Please find all lines containing "permission" in the listing below and copy them.

___ EXERCISE DATA ___

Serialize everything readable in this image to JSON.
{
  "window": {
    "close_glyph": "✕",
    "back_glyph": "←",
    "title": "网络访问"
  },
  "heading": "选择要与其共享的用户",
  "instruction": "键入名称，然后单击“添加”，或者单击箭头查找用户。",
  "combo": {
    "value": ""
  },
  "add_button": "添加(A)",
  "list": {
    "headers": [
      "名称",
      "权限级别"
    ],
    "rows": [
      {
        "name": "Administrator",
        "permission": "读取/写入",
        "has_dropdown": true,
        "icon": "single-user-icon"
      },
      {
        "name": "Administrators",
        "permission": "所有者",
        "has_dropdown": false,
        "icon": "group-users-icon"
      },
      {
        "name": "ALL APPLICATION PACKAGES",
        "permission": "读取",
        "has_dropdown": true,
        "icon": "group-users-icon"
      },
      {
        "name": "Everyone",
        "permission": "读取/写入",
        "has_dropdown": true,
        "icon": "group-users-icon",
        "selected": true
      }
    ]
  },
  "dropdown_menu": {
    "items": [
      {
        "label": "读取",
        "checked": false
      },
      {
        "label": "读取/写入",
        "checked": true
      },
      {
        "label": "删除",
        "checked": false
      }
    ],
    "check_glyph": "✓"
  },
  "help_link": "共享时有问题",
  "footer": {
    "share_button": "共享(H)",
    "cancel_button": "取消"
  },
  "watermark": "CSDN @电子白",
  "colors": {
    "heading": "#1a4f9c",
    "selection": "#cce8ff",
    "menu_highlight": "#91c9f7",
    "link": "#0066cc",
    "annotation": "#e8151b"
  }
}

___
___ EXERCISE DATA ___

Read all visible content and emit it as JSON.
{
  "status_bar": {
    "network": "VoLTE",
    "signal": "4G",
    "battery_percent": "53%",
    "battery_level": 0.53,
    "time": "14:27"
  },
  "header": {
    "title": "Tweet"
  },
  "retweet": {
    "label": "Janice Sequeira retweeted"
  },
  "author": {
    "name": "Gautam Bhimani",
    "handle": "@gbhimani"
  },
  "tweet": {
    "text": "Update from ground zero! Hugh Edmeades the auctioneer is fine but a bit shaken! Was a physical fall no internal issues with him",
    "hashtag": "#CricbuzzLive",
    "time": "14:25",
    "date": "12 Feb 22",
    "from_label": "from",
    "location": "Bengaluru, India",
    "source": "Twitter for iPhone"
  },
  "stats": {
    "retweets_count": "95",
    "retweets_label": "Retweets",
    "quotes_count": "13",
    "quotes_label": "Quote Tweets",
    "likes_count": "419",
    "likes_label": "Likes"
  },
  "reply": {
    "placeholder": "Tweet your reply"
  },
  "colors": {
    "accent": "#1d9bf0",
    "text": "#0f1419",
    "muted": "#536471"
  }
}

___
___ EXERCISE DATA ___

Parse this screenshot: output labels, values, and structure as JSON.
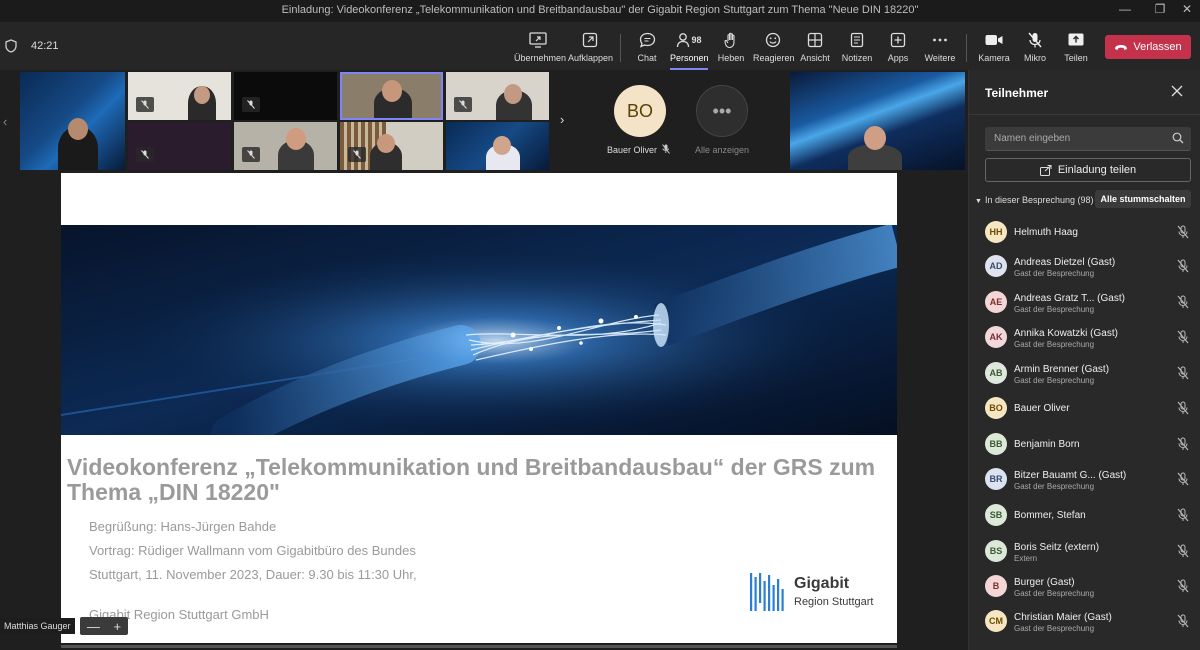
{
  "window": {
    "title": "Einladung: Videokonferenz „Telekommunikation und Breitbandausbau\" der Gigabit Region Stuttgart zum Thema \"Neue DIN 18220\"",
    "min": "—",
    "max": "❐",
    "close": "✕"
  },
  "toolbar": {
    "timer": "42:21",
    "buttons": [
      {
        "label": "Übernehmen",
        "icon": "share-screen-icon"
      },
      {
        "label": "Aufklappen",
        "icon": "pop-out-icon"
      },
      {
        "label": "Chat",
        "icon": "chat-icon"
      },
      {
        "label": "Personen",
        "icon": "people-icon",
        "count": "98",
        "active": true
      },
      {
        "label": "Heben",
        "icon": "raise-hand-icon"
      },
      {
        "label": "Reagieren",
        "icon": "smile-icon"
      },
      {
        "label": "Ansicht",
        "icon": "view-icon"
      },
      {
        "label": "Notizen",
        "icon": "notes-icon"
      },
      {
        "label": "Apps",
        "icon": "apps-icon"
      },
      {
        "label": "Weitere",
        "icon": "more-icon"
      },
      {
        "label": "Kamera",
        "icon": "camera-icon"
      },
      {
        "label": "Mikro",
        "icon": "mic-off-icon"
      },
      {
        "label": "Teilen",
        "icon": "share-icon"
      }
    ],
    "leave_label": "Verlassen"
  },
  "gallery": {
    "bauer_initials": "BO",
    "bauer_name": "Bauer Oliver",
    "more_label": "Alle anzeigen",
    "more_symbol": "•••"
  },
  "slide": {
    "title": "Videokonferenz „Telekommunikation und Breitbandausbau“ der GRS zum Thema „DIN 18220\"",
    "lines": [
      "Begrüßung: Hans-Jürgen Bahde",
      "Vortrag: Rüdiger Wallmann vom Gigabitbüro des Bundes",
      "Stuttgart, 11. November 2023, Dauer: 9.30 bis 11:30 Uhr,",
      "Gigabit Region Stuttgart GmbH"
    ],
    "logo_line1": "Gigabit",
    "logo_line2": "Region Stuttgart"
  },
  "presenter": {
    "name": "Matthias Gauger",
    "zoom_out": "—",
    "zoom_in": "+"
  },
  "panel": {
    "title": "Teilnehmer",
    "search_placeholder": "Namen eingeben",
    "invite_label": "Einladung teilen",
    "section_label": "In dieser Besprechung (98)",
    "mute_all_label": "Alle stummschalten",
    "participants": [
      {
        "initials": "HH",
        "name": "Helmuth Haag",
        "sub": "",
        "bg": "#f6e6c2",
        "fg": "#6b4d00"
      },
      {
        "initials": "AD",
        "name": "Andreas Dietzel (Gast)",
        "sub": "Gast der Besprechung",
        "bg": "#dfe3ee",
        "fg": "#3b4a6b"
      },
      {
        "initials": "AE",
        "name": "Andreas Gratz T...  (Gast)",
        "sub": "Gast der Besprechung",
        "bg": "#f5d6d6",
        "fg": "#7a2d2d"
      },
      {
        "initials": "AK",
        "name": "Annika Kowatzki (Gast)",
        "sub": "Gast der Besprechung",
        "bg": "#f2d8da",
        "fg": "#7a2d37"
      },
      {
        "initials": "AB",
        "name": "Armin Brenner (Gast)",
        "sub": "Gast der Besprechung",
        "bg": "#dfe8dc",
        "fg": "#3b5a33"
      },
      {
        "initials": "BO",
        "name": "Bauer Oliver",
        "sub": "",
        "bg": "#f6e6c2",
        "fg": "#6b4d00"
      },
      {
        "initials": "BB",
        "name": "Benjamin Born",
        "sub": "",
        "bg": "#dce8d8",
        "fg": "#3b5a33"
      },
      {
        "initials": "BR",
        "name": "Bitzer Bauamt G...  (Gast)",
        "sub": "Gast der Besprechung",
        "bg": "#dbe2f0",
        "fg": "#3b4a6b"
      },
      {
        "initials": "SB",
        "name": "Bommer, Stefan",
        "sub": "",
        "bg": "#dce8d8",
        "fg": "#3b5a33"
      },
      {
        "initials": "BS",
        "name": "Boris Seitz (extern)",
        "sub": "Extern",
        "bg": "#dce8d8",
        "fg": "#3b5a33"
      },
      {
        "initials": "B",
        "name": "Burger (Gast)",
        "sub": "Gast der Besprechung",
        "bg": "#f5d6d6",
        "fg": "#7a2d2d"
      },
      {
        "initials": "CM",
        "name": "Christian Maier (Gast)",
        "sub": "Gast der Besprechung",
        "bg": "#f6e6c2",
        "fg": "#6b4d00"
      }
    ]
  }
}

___

REPLY:
        "permission": "读取/写入",
        "permission": "所有者",
        "permission": "读取",
        "permission": "读取/写入",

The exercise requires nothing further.